Down to the last character, write out the records below.
+ + + + +
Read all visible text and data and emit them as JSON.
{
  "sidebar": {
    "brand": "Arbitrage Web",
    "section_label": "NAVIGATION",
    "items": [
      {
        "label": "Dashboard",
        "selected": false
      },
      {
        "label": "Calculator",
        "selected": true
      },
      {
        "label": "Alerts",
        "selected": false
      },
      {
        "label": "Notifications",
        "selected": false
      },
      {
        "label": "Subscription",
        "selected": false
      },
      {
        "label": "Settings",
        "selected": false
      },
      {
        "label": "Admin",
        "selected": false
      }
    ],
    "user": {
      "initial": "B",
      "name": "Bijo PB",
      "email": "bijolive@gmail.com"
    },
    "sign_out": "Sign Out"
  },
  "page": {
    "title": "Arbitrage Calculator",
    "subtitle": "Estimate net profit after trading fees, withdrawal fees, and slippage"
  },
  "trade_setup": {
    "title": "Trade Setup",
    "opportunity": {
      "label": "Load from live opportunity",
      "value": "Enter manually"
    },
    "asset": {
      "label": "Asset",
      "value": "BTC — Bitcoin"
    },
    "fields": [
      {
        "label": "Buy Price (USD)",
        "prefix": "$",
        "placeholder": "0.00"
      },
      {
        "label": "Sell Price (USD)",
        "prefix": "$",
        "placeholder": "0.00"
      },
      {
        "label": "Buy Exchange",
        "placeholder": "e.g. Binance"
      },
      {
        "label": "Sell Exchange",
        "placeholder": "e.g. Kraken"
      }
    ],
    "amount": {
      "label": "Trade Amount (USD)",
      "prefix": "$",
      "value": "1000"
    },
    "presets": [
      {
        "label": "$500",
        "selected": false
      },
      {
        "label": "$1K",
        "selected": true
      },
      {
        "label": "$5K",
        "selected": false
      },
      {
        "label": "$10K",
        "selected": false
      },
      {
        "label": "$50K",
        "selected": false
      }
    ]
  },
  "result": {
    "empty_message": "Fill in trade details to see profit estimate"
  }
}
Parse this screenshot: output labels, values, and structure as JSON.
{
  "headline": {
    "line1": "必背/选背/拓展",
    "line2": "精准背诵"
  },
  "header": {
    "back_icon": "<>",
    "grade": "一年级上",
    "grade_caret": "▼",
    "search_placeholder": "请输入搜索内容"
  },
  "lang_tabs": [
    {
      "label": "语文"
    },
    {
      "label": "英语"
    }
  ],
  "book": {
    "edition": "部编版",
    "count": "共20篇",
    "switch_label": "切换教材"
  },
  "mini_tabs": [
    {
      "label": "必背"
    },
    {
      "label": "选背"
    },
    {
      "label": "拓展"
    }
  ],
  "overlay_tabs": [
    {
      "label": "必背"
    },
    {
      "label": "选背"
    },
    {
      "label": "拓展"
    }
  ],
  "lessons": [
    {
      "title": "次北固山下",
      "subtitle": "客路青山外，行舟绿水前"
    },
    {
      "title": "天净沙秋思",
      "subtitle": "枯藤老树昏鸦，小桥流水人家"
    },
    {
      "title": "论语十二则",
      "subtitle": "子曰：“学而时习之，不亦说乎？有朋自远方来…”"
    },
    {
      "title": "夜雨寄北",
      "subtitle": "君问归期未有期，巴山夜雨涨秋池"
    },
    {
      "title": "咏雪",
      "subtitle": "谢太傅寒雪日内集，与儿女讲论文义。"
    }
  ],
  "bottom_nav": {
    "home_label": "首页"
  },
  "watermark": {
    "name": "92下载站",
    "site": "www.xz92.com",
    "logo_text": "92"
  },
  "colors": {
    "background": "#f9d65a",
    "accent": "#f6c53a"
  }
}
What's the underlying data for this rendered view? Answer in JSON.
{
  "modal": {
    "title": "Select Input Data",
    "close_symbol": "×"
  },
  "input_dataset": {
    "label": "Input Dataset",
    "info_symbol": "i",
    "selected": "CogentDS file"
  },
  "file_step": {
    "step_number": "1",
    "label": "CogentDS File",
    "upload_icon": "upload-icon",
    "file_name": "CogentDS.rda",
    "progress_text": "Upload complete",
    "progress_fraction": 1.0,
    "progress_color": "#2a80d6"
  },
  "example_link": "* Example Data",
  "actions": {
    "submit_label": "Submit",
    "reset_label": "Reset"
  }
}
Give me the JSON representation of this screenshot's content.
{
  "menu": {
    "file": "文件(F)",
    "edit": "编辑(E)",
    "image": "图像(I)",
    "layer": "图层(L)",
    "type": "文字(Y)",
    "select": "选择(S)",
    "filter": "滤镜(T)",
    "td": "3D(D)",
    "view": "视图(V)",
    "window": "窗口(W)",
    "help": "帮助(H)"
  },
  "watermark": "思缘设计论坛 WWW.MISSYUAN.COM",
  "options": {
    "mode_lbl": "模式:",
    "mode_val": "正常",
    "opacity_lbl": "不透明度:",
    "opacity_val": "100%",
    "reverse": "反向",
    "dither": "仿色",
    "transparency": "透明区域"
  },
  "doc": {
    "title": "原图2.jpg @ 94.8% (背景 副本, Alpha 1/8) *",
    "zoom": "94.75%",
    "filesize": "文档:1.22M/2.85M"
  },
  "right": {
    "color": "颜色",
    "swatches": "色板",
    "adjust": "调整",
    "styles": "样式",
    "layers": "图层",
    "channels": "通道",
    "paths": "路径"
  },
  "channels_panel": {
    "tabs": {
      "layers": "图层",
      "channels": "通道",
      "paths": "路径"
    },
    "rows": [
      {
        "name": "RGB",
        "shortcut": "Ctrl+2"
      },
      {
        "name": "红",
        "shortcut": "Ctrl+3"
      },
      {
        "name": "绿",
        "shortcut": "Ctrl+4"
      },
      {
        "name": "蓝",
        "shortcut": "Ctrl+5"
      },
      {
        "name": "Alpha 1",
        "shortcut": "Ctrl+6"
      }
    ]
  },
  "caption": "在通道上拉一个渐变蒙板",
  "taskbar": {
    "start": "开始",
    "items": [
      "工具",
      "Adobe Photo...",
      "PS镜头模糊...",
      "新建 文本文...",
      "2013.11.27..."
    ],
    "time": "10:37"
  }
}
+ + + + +
## SOLUTION BELOW
Read all visible text and data and emit them as JSON.
{
  "sidebar": {
    "brand": "Arbitrage Web",
    "section_label": "NAVIGATION",
    "items": [
      {
        "label": "Dashboard",
        "selected": false
      },
      {
        "label": "Calculator",
        "selected": true
      },
      {
        "label": "Alerts",
        "selected": false
      },
      {
        "label": "Notifications",
        "selected": false
      },
      {
        "label": "Subscription",
        "selected": false
      },
      {
        "label": "Settings",
        "selected": false
      },
      {
        "label": "Admin",
        "selected": false
      }
    ],
    "user": {
      "initial": "B",
      "name": "Bijo PB",
      "email": "bijolive@gmail.com"
    },
    "sign_out": "Sign Out"
  },
  "page": {
    "title": "Arbitrage Calculator",
    "subtitle": "Estimate net profit after trading fees, withdrawal fees, and slippage"
  },
  "trade_setup": {
    "title": "Trade Setup",
    "opportunity": {
      "label": "Load from live opportunity",
      "value": "Enter manually"
    },
    "asset": {
      "label": "Asset",
      "value": "BTC — Bitcoin"
    },
    "fields": [
      {
        "label": "Buy Price (USD)",
        "prefix": "$",
        "placeholder": "0.00"
      },
      {
        "label": "Sell Price (USD)",
        "prefix": "$",
        "placeholder": "0.00"
      },
      {
        "label": "Buy Exchange",
        "placeholder": "e.g. Binance"
      },
      {
        "label": "Sell Exchange",
        "placeholder": "e.g. Kraken"
      }
    ],
    "amount": {
      "label": "Trade Amount (USD)",
      "prefix": "$",
      "value": "1000"
    },
    "presets": [
      {
        "label": "$500",
        "selected": false
      },
      {
        "label": "$1K",
        "selected": true
      },
      {
        "label": "$5K",
        "selected": false
      },
      {
        "label": "$10K",
        "selected": false
      },
      {
        "label": "$50K",
        "selected": false
      }
    ]
  },
  "result": {
    "empty_message": "Fill in trade details to see profit estimate"
  }
}
Parse this screenshot: output labels, values, and structure as JSON.
{
  "headline": {
    "line1": "必背/选背/拓展",
    "line2": "精准背诵"
  },
  "header": {
    "back_icon": "<>",
    "grade": "一年级上",
    "grade_caret": "▼",
    "search_placeholder": "请输入搜索内容"
  },
  "lang_tabs": [
    {
      "label": "语文"
    },
    {
      "label": "英语"
    }
  ],
  "book": {
    "edition": "部编版",
    "count": "共20篇",
    "switch_label": "切换教材"
  },
  "mini_tabs": [
    {
      "label": "必背"
    },
    {
      "label": "选背"
    },
    {
      "label": "拓展"
    }
  ],
  "overlay_tabs": [
    {
      "label": "必背"
    },
    {
      "label": "选背"
    },
    {
      "label": "拓展"
    }
  ],
  "lessons": [
    {
      "title": "次北固山下",
      "subtitle": "客路青山外，行舟绿水前"
    },
    {
      "title": "天净沙秋思",
      "subtitle": "枯藤老树昏鸦，小桥流水人家"
    },
    {
      "title": "论语十二则",
      "subtitle": "子曰：“学而时习之，不亦说乎？有朋自远方来…”"
    },
    {
      "title": "夜雨寄北",
      "subtitle": "君问归期未有期，巴山夜雨涨秋池"
    },
    {
      "title": "咏雪",
      "subtitle": "谢太傅寒雪日内集，与儿女讲论文义。"
    }
  ],
  "bottom_nav": {
    "home_label": "首页"
  },
  "watermark": {
    "name": "92下载站",
    "site": "www.xz92.com",
    "logo_text": "92"
  },
  "colors": {
    "background": "#f9d65a",
    "accent": "#f6c53a"
  }
}
What's the underlying data for this rendered view? Answer in JSON.
{
  "modal": {
    "title": "Select Input Data",
    "close_symbol": "×"
  },
  "input_dataset": {
    "label": "Input Dataset",
    "info_symbol": "i",
    "selected": "CogentDS file"
  },
  "file_step": {
    "step_number": "1",
    "label": "CogentDS File",
    "upload_icon": "upload-icon",
    "file_name": "CogentDS.rda",
    "progress_text": "Upload complete",
    "progress_fraction": 1.0,
    "progress_color": "#2a80d6"
  },
  "example_link": "* Example Data",
  "actions": {
    "submit_label": "Submit",
    "reset_label": "Reset"
  }
}
Give me the JSON representation of this screenshot's content.
{
  "menu": {
    "file": "文件(F)",
    "edit": "编辑(E)",
    "image": "图像(I)",
    "layer": "图层(L)",
    "type": "文字(Y)",
    "select": "选择(S)",
    "filter": "滤镜(T)",
    "td": "3D(D)",
    "view": "视图(V)",
    "window": "窗口(W)",
    "help": "帮助(H)"
  },
  "watermark": "思缘设计论坛 WWW.MISSYUAN.COM",
  "options": {
    "mode_lbl": "模式:",
    "mode_val": "正常",
    "opacity_lbl": "不透明度:",
    "opacity_val": "100%",
    "reverse": "反向",
    "dither": "仿色",
    "transparency": "透明区域"
  },
  "doc": {
    "title": "原图2.jpg @ 94.8% (背景 副本, Alpha 1/8) *",
    "zoom": "94.75%",
    "filesize": "文档:1.22M/2.85M"
  },
  "right": {
    "color": "颜色",
    "swatches": "色板",
    "adjust": "调整",
    "styles": "样式",
    "layers": "图层",
    "channels": "通道",
    "paths": "路径"
  },
  "channels_panel": {
    "tabs": {
      "layers": "图层",
      "channels": "通道",
      "paths": "路径"
    },
    "rows": [
      {
        "name": "RGB",
        "shortcut": "Ctrl+2"
      },
      {
        "name": "红",
        "shortcut": "Ctrl+3"
      },
      {
        "name": "绿",
        "shortcut": "Ctrl+4"
      },
      {
        "name": "蓝",
        "shortcut": "Ctrl+5"
      },
      {
        "name": "Alpha 1",
        "shortcut": "Ctrl+6"
      }
    ]
  },
  "caption": "在通道上拉一个渐变蒙板",
  "taskbar": {
    "start": "开始",
    "items": [
      "工具",
      "Adobe Photo...",
      "PS镜头模糊...",
      "新建 文本文...",
      "2013.11.27..."
    ],
    "time": "10:37"
  }
}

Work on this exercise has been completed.